The Origin of the Name
Alesia [uh-LEE-see-uh] was a city in what is modern-day France. The Battle of Alesia is considered one of Julius Caesar’s greatest military achievements due to innovative architectural design.
In 53 BC Julius Caesar declared Gaul (roughly modern-day France), a Roman province. In response, the three Gaul tribes joined together to form a stronger confederacy and began defending key cities within Gaul. By the time the battles reached the city of Alesia, Caesar knew he was outnumbered and unable to directly assault his enemy. Instead, he built a fortified structure surrounding Alesia to starve out the defending army. The structure was 10 miles consisting of 23 towers, palisades nearly 12 feet high, trenches and waterfilled trenches three feet deep, and a series of hidden spikes. This gave them the benefit of distance from impending attacks. When Caesar heard that the Gaul had sent out messengers for relief forces, Caesar then built a second fortification that encircled the first fortification.
It utilized the same tactics as the first except facing outward and was a total of 13 miles.
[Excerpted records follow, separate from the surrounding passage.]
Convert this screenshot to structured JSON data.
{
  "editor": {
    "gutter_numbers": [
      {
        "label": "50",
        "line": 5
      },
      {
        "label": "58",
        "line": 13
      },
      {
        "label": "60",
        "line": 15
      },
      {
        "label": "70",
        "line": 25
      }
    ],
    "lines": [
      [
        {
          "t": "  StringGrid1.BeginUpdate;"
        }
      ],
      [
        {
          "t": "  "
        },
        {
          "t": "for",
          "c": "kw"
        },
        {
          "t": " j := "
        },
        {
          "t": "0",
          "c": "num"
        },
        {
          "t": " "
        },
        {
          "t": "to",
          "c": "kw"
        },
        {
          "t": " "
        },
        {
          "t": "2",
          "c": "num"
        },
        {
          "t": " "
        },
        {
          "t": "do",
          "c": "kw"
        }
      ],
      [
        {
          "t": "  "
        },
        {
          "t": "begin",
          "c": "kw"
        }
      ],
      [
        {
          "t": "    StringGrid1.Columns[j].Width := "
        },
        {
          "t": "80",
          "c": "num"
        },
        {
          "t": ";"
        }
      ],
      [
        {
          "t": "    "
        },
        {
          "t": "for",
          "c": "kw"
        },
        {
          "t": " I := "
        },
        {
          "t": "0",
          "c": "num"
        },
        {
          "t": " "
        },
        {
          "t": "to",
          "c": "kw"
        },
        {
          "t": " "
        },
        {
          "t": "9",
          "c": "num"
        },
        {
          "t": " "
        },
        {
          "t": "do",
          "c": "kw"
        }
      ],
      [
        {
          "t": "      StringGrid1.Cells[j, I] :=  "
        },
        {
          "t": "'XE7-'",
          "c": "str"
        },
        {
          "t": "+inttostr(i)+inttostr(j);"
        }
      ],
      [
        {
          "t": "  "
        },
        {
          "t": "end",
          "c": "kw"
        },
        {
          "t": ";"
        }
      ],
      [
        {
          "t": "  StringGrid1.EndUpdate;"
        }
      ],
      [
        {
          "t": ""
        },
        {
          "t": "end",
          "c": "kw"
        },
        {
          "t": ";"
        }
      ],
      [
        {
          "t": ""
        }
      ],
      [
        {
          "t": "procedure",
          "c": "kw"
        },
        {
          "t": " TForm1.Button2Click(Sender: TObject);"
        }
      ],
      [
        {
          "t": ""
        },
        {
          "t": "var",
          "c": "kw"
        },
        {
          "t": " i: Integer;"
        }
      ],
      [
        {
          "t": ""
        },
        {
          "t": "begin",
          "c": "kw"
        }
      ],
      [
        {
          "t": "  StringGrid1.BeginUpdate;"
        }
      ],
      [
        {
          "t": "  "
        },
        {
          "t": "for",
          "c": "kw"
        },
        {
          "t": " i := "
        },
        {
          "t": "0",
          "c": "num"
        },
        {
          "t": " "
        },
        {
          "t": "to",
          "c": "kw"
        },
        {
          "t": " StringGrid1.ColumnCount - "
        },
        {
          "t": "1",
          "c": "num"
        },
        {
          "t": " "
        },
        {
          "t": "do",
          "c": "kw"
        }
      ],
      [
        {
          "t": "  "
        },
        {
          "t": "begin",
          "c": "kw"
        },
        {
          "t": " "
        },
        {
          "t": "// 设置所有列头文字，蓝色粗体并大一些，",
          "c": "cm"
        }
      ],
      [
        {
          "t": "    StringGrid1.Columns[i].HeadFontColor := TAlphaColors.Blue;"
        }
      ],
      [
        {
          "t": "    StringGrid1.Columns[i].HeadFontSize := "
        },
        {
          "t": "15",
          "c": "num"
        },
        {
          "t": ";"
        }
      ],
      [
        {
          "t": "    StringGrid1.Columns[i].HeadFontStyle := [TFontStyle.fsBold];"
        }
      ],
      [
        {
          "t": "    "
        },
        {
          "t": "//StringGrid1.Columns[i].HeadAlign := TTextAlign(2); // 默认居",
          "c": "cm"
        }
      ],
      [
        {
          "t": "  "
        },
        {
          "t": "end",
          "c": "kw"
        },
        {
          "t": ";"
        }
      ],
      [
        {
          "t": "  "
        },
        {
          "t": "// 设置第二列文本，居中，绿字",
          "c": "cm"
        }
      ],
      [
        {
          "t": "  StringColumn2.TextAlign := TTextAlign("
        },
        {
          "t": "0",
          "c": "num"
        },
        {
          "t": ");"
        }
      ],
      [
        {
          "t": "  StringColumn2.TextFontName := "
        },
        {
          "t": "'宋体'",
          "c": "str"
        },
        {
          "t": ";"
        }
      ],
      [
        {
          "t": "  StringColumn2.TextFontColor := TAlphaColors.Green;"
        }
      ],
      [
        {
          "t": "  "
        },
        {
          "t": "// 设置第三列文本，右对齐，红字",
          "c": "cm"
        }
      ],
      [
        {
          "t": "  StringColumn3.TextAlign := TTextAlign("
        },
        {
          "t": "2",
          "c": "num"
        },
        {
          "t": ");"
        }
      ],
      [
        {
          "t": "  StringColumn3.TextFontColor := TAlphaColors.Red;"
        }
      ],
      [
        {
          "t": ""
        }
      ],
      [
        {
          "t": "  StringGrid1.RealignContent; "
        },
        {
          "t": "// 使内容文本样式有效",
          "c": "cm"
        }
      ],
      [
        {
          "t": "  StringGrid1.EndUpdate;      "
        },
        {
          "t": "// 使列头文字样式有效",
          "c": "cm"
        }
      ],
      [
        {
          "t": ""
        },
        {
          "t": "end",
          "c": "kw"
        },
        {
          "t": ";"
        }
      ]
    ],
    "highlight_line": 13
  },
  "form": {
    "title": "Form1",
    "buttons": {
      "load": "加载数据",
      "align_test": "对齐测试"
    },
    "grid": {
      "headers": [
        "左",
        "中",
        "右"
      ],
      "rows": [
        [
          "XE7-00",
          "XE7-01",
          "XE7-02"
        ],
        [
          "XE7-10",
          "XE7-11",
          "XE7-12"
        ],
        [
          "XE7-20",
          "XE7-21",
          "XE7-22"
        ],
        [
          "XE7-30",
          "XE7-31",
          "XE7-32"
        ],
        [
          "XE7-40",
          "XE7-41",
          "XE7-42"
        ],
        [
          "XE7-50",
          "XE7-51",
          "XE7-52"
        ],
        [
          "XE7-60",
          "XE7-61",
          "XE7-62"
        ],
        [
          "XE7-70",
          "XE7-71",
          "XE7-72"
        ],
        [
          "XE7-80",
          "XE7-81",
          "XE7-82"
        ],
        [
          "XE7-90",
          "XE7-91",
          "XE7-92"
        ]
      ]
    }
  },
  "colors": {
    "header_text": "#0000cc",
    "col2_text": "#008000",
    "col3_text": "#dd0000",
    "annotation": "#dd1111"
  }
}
This created a barrier between Alesia and the Roman army, and a barrier between the Roman army the incoming Gaul relief forces. There were over 300,000 Gaul soldiers attacking both sides of the just 60,000 Romans. Due to the inability of the relief forces to reach or even communicate with Alesia, and the strength of the fortifications, the Gaul army surrendered to Julius Caesar and the Roman army. Utilizing architecture to supplement his resources, Caesar was able to defeat the Gaul army and effectively ended the series of Gallic wars.